Officially The Best Chocolate Cake Recipe I’ve ever baked, it may well take the place of all ordinary chocolate sponge for the rest of my life. It’s moist, yummy, deeply rich and chocolatey without being at all bitter, and goes very very well with a cream cheese icing – and the vegetable-phobe at work ate and enjoyed it, and even looked for another after learning it contained beetroot. I also decided to make sugar roses for the first time – though this swiftly became a solitary sugar rose, as while it was (I personally think) successful for a first attempt, it took quite a while as I have a slightly injured hand at the moment. The rest of the cakes had a light dusting of edible gold stars so they didn’t feel too left out, and they were quickly inhaled by the girls I shot with at BUCS last weekend and colleagues from work.

     

Continuing the cupcake-theme I’m going to backtrack to my last cupcake creation: salted caramel cupcakes. The livestock-and-peas farmer mentioned recently told me in passing of his love of caramel muffins.
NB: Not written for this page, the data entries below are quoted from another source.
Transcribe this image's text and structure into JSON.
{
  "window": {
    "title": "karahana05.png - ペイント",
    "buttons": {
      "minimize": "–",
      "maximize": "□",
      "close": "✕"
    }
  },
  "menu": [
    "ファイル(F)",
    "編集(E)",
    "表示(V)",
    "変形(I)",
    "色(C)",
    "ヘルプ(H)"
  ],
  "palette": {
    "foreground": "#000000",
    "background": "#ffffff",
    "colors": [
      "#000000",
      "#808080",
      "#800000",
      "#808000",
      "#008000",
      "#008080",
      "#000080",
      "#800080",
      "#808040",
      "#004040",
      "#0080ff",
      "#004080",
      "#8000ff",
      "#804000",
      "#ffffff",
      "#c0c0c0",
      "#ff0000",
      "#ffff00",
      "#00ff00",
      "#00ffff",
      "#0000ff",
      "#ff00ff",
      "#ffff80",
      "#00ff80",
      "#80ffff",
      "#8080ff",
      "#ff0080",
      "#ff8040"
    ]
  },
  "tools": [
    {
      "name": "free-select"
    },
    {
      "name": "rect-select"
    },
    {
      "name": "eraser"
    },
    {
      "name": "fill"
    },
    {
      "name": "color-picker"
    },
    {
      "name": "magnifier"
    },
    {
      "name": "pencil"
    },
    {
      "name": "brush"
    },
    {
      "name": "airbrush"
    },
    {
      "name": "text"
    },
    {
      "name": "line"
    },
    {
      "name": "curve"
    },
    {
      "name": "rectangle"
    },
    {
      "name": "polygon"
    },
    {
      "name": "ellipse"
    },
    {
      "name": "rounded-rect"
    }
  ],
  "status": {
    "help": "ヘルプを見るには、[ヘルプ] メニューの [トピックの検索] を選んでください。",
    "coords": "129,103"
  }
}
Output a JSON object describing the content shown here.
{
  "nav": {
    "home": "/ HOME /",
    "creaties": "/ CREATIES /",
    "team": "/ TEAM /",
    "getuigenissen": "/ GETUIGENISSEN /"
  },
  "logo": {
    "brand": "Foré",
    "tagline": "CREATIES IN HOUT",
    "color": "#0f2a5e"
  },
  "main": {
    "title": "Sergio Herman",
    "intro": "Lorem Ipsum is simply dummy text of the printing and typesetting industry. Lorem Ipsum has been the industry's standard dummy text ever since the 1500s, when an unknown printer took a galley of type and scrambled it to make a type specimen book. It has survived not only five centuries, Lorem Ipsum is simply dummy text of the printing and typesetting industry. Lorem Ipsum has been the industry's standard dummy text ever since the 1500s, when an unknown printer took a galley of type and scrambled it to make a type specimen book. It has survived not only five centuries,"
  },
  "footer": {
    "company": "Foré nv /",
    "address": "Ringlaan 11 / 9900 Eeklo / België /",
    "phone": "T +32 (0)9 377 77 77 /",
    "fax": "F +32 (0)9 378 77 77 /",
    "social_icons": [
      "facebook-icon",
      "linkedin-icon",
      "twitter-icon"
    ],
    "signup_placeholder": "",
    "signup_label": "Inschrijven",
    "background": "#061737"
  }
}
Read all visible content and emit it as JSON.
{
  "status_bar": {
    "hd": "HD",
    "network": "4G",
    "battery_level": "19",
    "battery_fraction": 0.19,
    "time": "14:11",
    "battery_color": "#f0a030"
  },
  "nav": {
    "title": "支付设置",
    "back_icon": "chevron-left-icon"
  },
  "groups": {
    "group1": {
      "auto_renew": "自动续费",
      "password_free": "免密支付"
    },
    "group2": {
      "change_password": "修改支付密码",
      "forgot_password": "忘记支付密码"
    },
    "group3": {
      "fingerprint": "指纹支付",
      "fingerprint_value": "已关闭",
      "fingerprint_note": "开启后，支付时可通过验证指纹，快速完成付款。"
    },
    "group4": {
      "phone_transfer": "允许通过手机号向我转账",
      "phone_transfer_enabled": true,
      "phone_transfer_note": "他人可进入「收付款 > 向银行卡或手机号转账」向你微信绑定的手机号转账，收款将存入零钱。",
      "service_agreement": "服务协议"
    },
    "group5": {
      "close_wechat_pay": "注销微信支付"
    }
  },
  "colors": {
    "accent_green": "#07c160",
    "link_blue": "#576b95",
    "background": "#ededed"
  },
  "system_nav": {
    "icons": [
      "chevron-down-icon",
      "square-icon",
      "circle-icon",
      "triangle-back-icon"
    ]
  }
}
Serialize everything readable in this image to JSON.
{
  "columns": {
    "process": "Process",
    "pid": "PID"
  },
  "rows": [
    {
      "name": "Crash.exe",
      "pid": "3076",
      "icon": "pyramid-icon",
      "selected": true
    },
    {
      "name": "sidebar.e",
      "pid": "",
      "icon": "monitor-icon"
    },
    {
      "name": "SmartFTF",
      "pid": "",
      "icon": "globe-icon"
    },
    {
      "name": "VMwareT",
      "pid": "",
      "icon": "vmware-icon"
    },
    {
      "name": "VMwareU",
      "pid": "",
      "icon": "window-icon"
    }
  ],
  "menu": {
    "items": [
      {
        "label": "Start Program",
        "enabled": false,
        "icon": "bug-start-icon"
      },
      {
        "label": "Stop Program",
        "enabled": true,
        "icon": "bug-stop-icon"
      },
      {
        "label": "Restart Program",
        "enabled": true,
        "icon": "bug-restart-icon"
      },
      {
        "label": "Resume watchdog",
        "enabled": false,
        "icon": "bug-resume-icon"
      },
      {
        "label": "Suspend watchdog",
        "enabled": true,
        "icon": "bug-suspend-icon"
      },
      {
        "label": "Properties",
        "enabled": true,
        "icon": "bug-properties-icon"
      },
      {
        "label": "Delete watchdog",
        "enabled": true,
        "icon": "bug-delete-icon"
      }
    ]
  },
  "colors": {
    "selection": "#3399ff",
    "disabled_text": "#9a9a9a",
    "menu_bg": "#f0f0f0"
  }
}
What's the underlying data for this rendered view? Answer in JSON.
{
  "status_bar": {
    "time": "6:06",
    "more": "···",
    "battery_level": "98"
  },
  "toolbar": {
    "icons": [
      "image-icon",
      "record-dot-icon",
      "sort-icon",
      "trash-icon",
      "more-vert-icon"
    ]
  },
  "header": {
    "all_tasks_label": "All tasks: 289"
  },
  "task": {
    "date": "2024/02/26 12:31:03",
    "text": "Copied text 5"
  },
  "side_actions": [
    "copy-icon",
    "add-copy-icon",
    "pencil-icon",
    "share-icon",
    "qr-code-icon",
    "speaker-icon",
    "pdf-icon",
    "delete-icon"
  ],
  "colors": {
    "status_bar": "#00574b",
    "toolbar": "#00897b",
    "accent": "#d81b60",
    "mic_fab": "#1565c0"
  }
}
I’m not yet an experienced muffin-maker, but it did make me want to try caramel cupcakes. The unfortunate and unwitting contestants of The Great British Bake Off has taught me never to stir caramel, or else the sugar will crystallise. Admittedly I didn’t entirely follow this, but restricted my spoon-intervention to the odd poke just to assuage my worries that the sugar was sticking to the bottom of my non-stick pan. Of course it wasn’t. I must have more faith in my poor saucepan. Anyway, one brown-sugar victoria sponge later I was making two lots of caramel – a thick filling to fill the cakes, and a runnier sauce to mix into butter cream for the frosting.

In Richmond-upon-Thames there is a wonderful, Johnny Depp-worthy chocolaterie called William Curley (you can see some of his creations here: http://www.williamcurley.co.uk). When I was at school, a friend introduced me to William Curley by bringing into school a little cellophane bag for me, sealed with a pretty sticker. Inside was a solitary sea-salted caramel chocolate, and it was melt-in-the-mouth amazing. And so out on a limb and inspired by William Curley, I decided to add salt to my caramel mixtures. My advice for others would be to spoon a little of the mixture out and add a little salt to that, see if you like it before you contaminate the whole mixture. But apparently I don’t practise what I preach, and so sprinkle by teaspoon and teaspoon by sprinkle I added sea salt flakes to my filling and icing, and made my first ever salted caramel cupcakes. Not to blow my own trumpet, but it worked! I will definitely be making these again (at some point).